(STUDY MATERIAL)

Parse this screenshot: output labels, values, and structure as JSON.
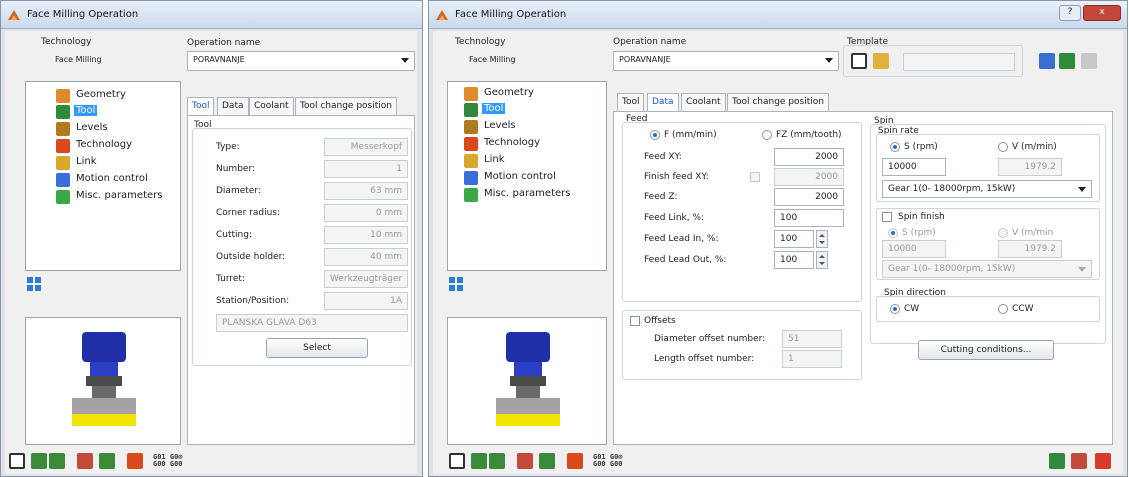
{
  "colors": {
    "accent": "#3399ff",
    "tab_active": "#1a55c4",
    "tool_blue": "#1f2fa8",
    "tool_yellow": "#f2e300"
  },
  "win1": {
    "title": "Face Milling Operation",
    "technology_label": "Technology",
    "technology_value": "Face Milling",
    "operation_label": "Operation name",
    "operation_value": "PORAVNANJE",
    "tree": [
      {
        "label": "Geometry",
        "icon": "geometry-icon"
      },
      {
        "label": "Tool",
        "icon": "tool-icon",
        "selected": true
      },
      {
        "label": "Levels",
        "icon": "levels-icon"
      },
      {
        "label": "Technology",
        "icon": "technology-icon"
      },
      {
        "label": "Link",
        "icon": "link-icon"
      },
      {
        "label": "Motion control",
        "icon": "motion-control-icon"
      },
      {
        "label": "Misc. parameters",
        "icon": "misc-parameters-icon"
      }
    ],
    "tabs": [
      "Tool",
      "Data",
      "Coolant",
      "Tool change position"
    ],
    "tool_group": "Tool",
    "fields": [
      {
        "label": "Type:",
        "value": "Messerkopf"
      },
      {
        "label": "Number:",
        "value": "1"
      },
      {
        "label": "Diameter:",
        "value": "63 mm"
      },
      {
        "label": "Corner radius:",
        "value": "0 mm"
      },
      {
        "label": "Cutting:",
        "value": "10 mm"
      },
      {
        "label": "Outside holder:",
        "value": "40 mm"
      },
      {
        "label": "Turret:",
        "value": "Werkzeugträger"
      },
      {
        "label": "Station/Position:",
        "value": "1A"
      }
    ],
    "tool_name": "PLANSKA GLAVA D63",
    "select_button": "Select",
    "gcode_icon_top": "G01 G0⊙",
    "gcode_icon_bottom": "G00 G00"
  },
  "win2": {
    "title": "Face Milling Operation",
    "technology_label": "Technology",
    "technology_value": "Face Milling",
    "operation_label": "Operation name",
    "operation_value": "PORAVNANJE",
    "template_label": "Template",
    "help_glyph": "?",
    "close_glyph": "x",
    "tree": [
      {
        "label": "Geometry",
        "icon": "geometry-icon"
      },
      {
        "label": "Tool",
        "icon": "tool-icon",
        "selected": true
      },
      {
        "label": "Levels",
        "icon": "levels-icon"
      },
      {
        "label": "Technology",
        "icon": "technology-icon"
      },
      {
        "label": "Link",
        "icon": "link-icon"
      },
      {
        "label": "Motion control",
        "icon": "motion-control-icon"
      },
      {
        "label": "Misc. parameters",
        "icon": "misc-parameters-icon"
      }
    ],
    "tabs": [
      "Tool",
      "Data",
      "Coolant",
      "Tool change position"
    ],
    "feed": {
      "group": "Feed",
      "radio_f": "F (mm/min)",
      "radio_fz": "FZ (mm/tooth)",
      "rows": [
        {
          "label": "Feed XY:",
          "value": "2000"
        },
        {
          "label": "Finish feed XY:",
          "value": "2000"
        },
        {
          "label": "Feed Z:",
          "value": "2000"
        },
        {
          "label": "Feed Link, %:",
          "value": "100"
        },
        {
          "label": "Feed Lead In, %:",
          "value": "100"
        },
        {
          "label": "Feed Lead Out, %:",
          "value": "100"
        }
      ]
    },
    "offsets": {
      "group": "Offsets",
      "diameter_label": "Diameter offset number:",
      "diameter_value": "51",
      "length_label": "Length offset number:",
      "length_value": "1"
    },
    "spin": {
      "group": "Spin",
      "rate_group": "Spin rate",
      "radio_s": "S (rpm)",
      "radio_v": "V (m/min)",
      "s_value": "10000",
      "v_value": "1979.2",
      "gear": "Gear 1(0- 18000rpm, 15kW)",
      "finish_label": "Spin finish",
      "finish_s_label": "S (rpm)",
      "finish_v_label": "V (m/min",
      "finish_s_value": "10000",
      "finish_v_value": "1979.2",
      "finish_gear": "Gear 1(0- 18000rpm, 15kW)",
      "direction_group": "Spin direction",
      "cw": "CW",
      "ccw": "CCW"
    },
    "cutting_button": "Cutting conditions...",
    "gcode_icon_top": "G01 G0⊙",
    "gcode_icon_bottom": "G00 G00"
  }
}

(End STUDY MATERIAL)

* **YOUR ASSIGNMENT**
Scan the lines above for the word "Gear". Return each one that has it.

* **EXERCISE ANSWER**
      "gear": "Gear 1(0- 18000rpm, 15kW)",
      "finish_gear": "Gear 1(0- 18000rpm, 15kW)",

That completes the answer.